In this way, these kids learn to shape the behavior of the adults around them. Let me be clear: when parents change their routine because a child throws a tantrum, or verbally abuses them, they’re teaching that child that he can have power over them through inappropriate behavior. It’s a lesson the child learns quickly.
The Child Ends Up in Charge
During this back-and-forth process, parent and child are both learning to deal with one another. The parent, in these situations, is learning that if the child is given into, he stops acting out.
For most parents, stopping the tantrum is important because it’s embarrassing and frustrating. And so the parents are taught by the child that if they do what he wants, things will get easier. The parents are taught that if they don’t hold him accountable, even at 24 months, he’ll stop yelling and having temper tantrums.

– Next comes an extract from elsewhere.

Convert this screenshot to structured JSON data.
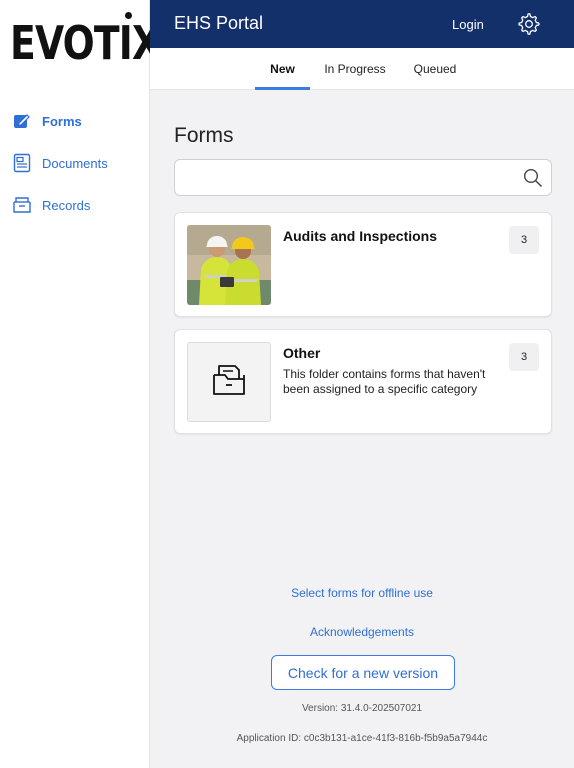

In this way, parents learn to tolerate more inappropriate, acting-out behavior from the child. The parents learn to tolerate disrespect and defiance. And those two processes, separate though parallel, build on each other and form the child’s way of dealing with life.

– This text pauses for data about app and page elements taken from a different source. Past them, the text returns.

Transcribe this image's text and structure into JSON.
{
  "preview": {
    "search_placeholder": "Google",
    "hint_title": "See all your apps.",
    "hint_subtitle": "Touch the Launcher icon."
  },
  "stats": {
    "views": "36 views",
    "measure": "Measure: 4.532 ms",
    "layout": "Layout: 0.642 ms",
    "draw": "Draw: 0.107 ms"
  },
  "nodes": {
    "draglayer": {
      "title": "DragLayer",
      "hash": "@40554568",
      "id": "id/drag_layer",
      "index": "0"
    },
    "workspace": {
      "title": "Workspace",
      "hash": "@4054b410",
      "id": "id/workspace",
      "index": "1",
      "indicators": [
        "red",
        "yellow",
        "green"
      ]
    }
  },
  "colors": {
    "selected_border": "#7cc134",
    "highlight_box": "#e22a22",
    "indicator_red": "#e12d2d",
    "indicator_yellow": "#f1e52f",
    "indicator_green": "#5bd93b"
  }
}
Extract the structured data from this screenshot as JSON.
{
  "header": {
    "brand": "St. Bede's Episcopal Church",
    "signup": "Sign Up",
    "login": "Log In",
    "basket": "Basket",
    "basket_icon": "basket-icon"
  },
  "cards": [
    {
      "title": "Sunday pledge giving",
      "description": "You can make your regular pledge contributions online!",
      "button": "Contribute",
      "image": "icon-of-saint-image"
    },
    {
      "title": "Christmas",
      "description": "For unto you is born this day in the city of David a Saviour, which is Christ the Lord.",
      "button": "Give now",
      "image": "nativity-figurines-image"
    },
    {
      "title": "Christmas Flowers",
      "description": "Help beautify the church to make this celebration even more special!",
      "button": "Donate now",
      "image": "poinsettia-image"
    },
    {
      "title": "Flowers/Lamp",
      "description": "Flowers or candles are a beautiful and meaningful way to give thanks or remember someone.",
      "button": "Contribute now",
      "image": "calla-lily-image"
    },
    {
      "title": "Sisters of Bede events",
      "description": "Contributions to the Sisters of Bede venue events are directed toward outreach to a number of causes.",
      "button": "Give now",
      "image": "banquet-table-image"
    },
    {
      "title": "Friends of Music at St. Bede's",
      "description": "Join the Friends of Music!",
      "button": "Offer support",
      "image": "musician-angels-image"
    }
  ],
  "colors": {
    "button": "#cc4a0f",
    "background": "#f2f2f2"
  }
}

The Future is Hard When the Child is in Charge
Of course, as the child gets older, tantrums take on a very different look. Older kids know that lying on the floor and screaming and kicking your feet makes them look ridiculous. And no kid wants to look ridiculous. So, the kids adapt.
At a certain age, they learn various forms of verbal abuse, including name-calling, putting others down, and threatening. This learned behavior, this learned way of problem-solving, begins to cause problems outside the home.

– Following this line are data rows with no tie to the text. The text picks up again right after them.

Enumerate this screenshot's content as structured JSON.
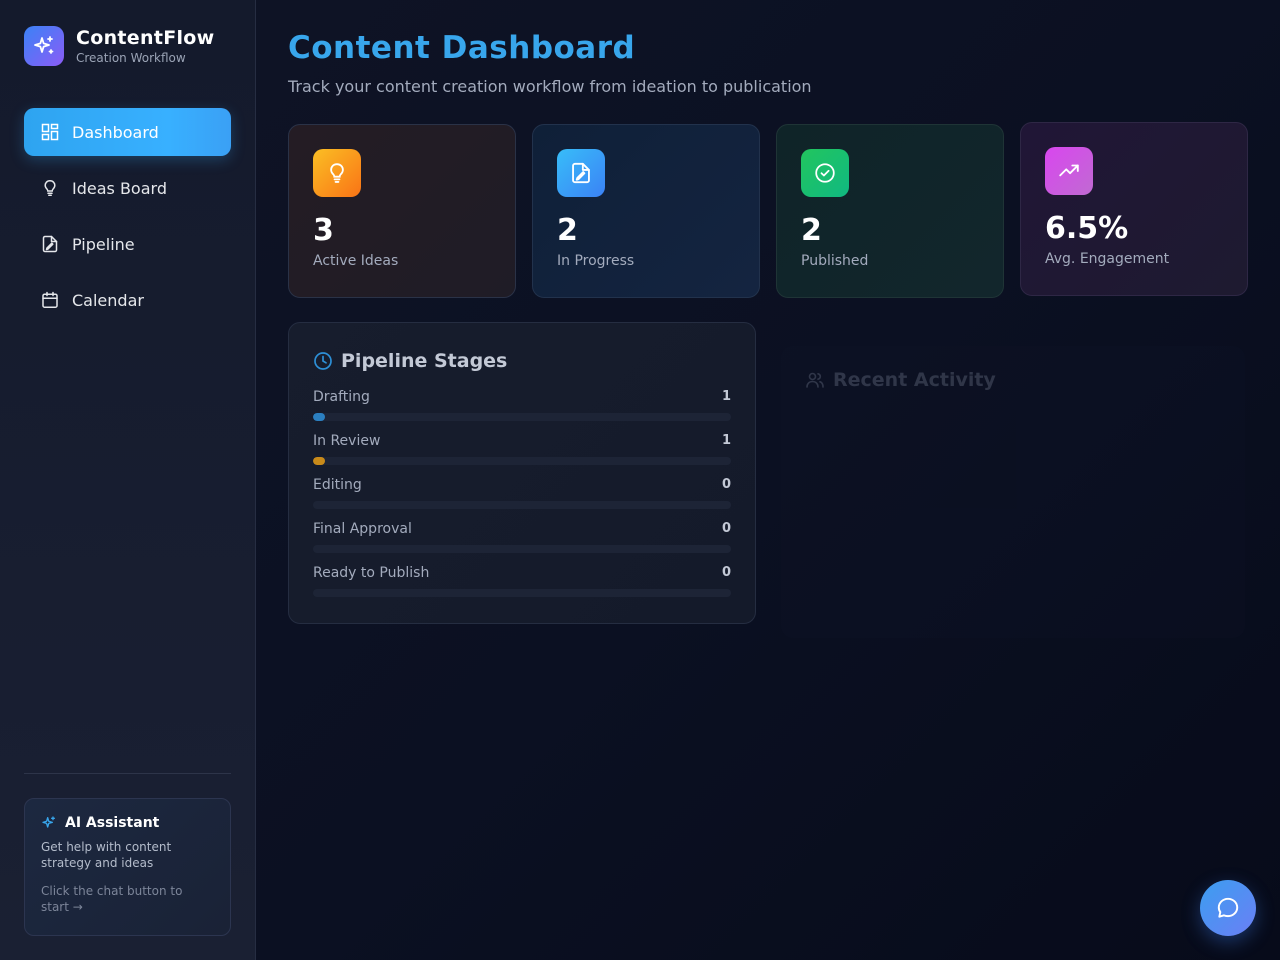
{
  "brand": {
    "title": "ContentFlow",
    "subtitle": "Creation Workflow",
    "icon": "sparkles-icon"
  },
  "nav": {
    "items": [
      {
        "label": "Dashboard",
        "icon": "dashboard-grid-icon",
        "active": true
      },
      {
        "label": "Ideas Board",
        "icon": "lightbulb-icon",
        "active": false
      },
      {
        "label": "Pipeline",
        "icon": "file-edit-icon",
        "active": false
      },
      {
        "label": "Calendar",
        "icon": "calendar-icon",
        "active": false
      }
    ]
  },
  "ai_assistant": {
    "title": "AI Assistant",
    "description": "Get help with content strategy and ideas",
    "hint": "Click the chat button to start →",
    "icon": "sparkles-icon"
  },
  "header": {
    "title": "Content Dashboard",
    "subtitle": "Track your content creation workflow from ideation to publication"
  },
  "stats": [
    {
      "value": "3",
      "label": "Active Ideas",
      "icon": "lightbulb-icon",
      "color": "#f59e0b"
    },
    {
      "value": "2",
      "label": "In Progress",
      "icon": "file-edit-icon",
      "color": "#3b9ef0"
    },
    {
      "value": "2",
      "label": "Published",
      "icon": "check-circle-icon",
      "color": "#22c55e"
    },
    {
      "value": "6.5%",
      "label": "Avg. Engagement",
      "icon": "trending-up-icon",
      "color": "#c55fd6"
    }
  ],
  "pipeline": {
    "title": "Pipeline Stages",
    "icon": "clock-icon",
    "total_scale": 36,
    "stages": [
      {
        "label": "Drafting",
        "count": "1",
        "value": 1,
        "color": "#2b7fc0"
      },
      {
        "label": "In Review",
        "count": "1",
        "value": 1,
        "color": "#c88a1a"
      },
      {
        "label": "Editing",
        "count": "0",
        "value": 0,
        "color": "#2b7fc0"
      },
      {
        "label": "Final Approval",
        "count": "0",
        "value": 0,
        "color": "#2b7fc0"
      },
      {
        "label": "Ready to Publish",
        "count": "0",
        "value": 0,
        "color": "#2b7fc0"
      }
    ]
  },
  "activity": {
    "title": "Recent Activity",
    "icon": "users-icon"
  },
  "chat": {
    "icon": "chat-bubble-icon"
  }
}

In particular, when these kids enter school they often have problems. The schools (hopefully) don’t tolerate the behavior and these kids get in trouble.
Verbally abusive kids also have problems getting along with other kids. This makes sense when you think about it. The sandbox is a very commonsense place! If your child is in the sandbox with other kids and he’s yelling at them and calling them names or threatening to hurt them, they won’t play with him anymore. That’s all there is to it. Inappropriate behavior at home typically doesn’t work in social situations.
And if the other kids are forced to accommodate him, once again he will fail to develop appropriate social skills. The lesson that he can get his way by verbally abusing others is thus reinforced.
So the intimidation between that child and his parents, and between that child and his peers, can start pretty early. And when the intimidation is tolerated, the behavior is reinforced and it gets worse over time.
It is important to remember that there might be any number of reasons why a child is susceptible to being unable to handle the difficulties life presents. He may have ADHD, an undiagnosed learning disability, a chaotic family life, or just a personal tendency to be oppositional.
In the end, though, I don’t think that it matters what started the issue. What matters is that the child begins to learn how to solve his problems appropriately.
The truth is, it’s a core part of our job as parents to teach our children problem-solving skills and to show them that tantrums, screaming, yelling and name-calling, verbal abuse, and intimidation will not solve their problems.
The reason why we need to step in and help them change their ineffective way of dealing with life’s problems is that the more we give power to inappropriate, verbally abusive, behavior the less prepared that child is going to be to solve life’s problems as an adult.
Make no mistake about it, children who use verbal abuse, name-calling, cursing, and intimidation become verbally abusive adults.
How to End Verbal Abuse in Your Child
In part two of this series on kids who verbally abuse others to get their way, James explains how to end the cycle of verbal abuse from your child.